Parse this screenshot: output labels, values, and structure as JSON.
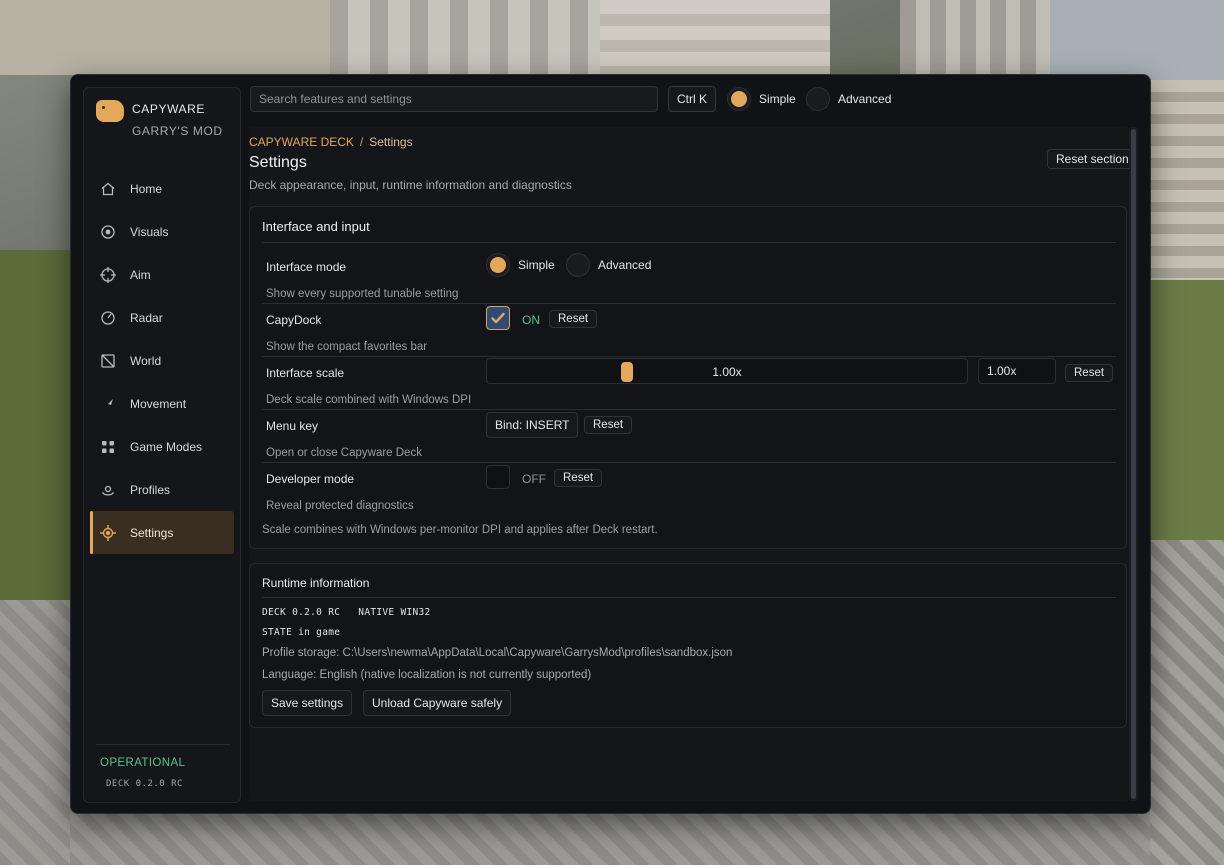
{
  "sidebar": {
    "brand": {
      "title": "CAPYWARE",
      "subtitle": "GARRY'S MOD"
    },
    "items": [
      {
        "label": "Home",
        "icon": "home-icon"
      },
      {
        "label": "Visuals",
        "icon": "eye-icon"
      },
      {
        "label": "Aim",
        "icon": "crosshair-icon"
      },
      {
        "label": "Radar",
        "icon": "radar-icon"
      },
      {
        "label": "World",
        "icon": "world-icon"
      },
      {
        "label": "Movement",
        "icon": "movement-icon"
      },
      {
        "label": "Game Modes",
        "icon": "grid-icon"
      },
      {
        "label": "Profiles",
        "icon": "profile-icon"
      },
      {
        "label": "Settings",
        "icon": "settings-icon",
        "active": true
      }
    ],
    "status": "OPERATIONAL",
    "version": "DECK 0.2.0 RC"
  },
  "topbar": {
    "search_placeholder": "Search features and settings",
    "shortcut": "Ctrl K",
    "mode_simple": "Simple",
    "mode_advanced": "Advanced",
    "selected_mode": "Simple"
  },
  "page": {
    "breadcrumb_root": "CAPYWARE DECK",
    "breadcrumb_sep": "/",
    "breadcrumb_current": "Settings",
    "title": "Settings",
    "description": "Deck appearance, input, runtime information and diagnostics",
    "reset_section": "Reset section"
  },
  "interface_card": {
    "title": "Interface and input",
    "interface_mode": {
      "label": "Interface mode",
      "option_simple": "Simple",
      "option_advanced": "Advanced",
      "selected": "Simple",
      "help": "Show every supported tunable setting"
    },
    "capydock": {
      "label": "CapyDock",
      "state": "ON",
      "reset": "Reset",
      "help": "Show the compact favorites bar"
    },
    "interface_scale": {
      "label": "Interface scale",
      "value_text": "1.00x",
      "input_value": "1.00x",
      "reset": "Reset",
      "help": "Deck scale combined with Windows DPI"
    },
    "menu_key": {
      "label": "Menu key",
      "bind": "Bind: INSERT",
      "reset": "Reset",
      "help": "Open or close Capyware Deck"
    },
    "developer_mode": {
      "label": "Developer mode",
      "state": "OFF",
      "reset": "Reset",
      "help": "Reveal protected diagnostics"
    },
    "footnote": "Scale combines with Windows per-monitor DPI and applies after Deck restart."
  },
  "runtime_card": {
    "title": "Runtime information",
    "line1": "DECK 0.2.0 RC   NATIVE WIN32",
    "line2": "STATE in game",
    "profile_storage": "Profile storage: C:\\Users\\newma\\AppData\\Local\\Capyware\\GarrysMod\\profiles\\sandbox.json",
    "language": "Language: English (native localization is not currently supported)",
    "save_button": "Save settings",
    "unload_button": "Unload Capyware safely"
  },
  "colors": {
    "accent": "#e3a85a",
    "status_ok": "#58c58f",
    "window_bg": "#101216"
  }
}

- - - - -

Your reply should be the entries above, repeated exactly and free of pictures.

### [SOLUTION FOR THIS TASK]
Parse this screenshot: output labels, values, and structure as JSON.
{
  "sidebar": {
    "brand": {
      "title": "CAPYWARE",
      "subtitle": "GARRY'S MOD"
    },
    "items": [
      {
        "label": "Home",
        "icon": "home-icon"
      },
      {
        "label": "Visuals",
        "icon": "eye-icon"
      },
      {
        "label": "Aim",
        "icon": "crosshair-icon"
      },
      {
        "label": "Radar",
        "icon": "radar-icon"
      },
      {
        "label": "World",
        "icon": "world-icon"
      },
      {
        "label": "Movement",
        "icon": "movement-icon"
      },
      {
        "label": "Game Modes",
        "icon": "grid-icon"
      },
      {
        "label": "Profiles",
        "icon": "profile-icon"
      },
      {
        "label": "Settings",
        "icon": "settings-icon",
        "active": true
      }
    ],
    "status": "OPERATIONAL",
    "version": "DECK 0.2.0 RC"
  },
  "topbar": {
    "search_placeholder": "Search features and settings",
    "shortcut": "Ctrl K",
    "mode_simple": "Simple",
    "mode_advanced": "Advanced",
    "selected_mode": "Simple"
  },
  "page": {
    "breadcrumb_root": "CAPYWARE DECK",
    "breadcrumb_sep": "/",
    "breadcrumb_current": "Settings",
    "title": "Settings",
    "description": "Deck appearance, input, runtime information and diagnostics",
    "reset_section": "Reset section"
  },
  "interface_card": {
    "title": "Interface and input",
    "interface_mode": {
      "label": "Interface mode",
      "option_simple": "Simple",
      "option_advanced": "Advanced",
      "selected": "Simple",
      "help": "Show every supported tunable setting"
    },
    "capydock": {
      "label": "CapyDock",
      "state": "ON",
      "reset": "Reset",
      "help": "Show the compact favorites bar"
    },
    "interface_scale": {
      "label": "Interface scale",
      "value_text": "1.00x",
      "input_value": "1.00x",
      "reset": "Reset",
      "help": "Deck scale combined with Windows DPI"
    },
    "menu_key": {
      "label": "Menu key",
      "bind": "Bind: INSERT",
      "reset": "Reset",
      "help": "Open or close Capyware Deck"
    },
    "developer_mode": {
      "label": "Developer mode",
      "state": "OFF",
      "reset": "Reset",
      "help": "Reveal protected diagnostics"
    },
    "footnote": "Scale combines with Windows per-monitor DPI and applies after Deck restart."
  },
  "runtime_card": {
    "title": "Runtime information",
    "line1": "DECK 0.2.0 RC   NATIVE WIN32",
    "line2": "STATE in game",
    "profile_storage": "Profile storage: C:\\Users\\newma\\AppData\\Local\\Capyware\\GarrysMod\\profiles\\sandbox.json",
    "language": "Language: English (native localization is not currently supported)",
    "save_button": "Save settings",
    "unload_button": "Unload Capyware safely"
  },
  "colors": {
    "accent": "#e3a85a",
    "status_ok": "#58c58f",
    "window_bg": "#101216"
  }
}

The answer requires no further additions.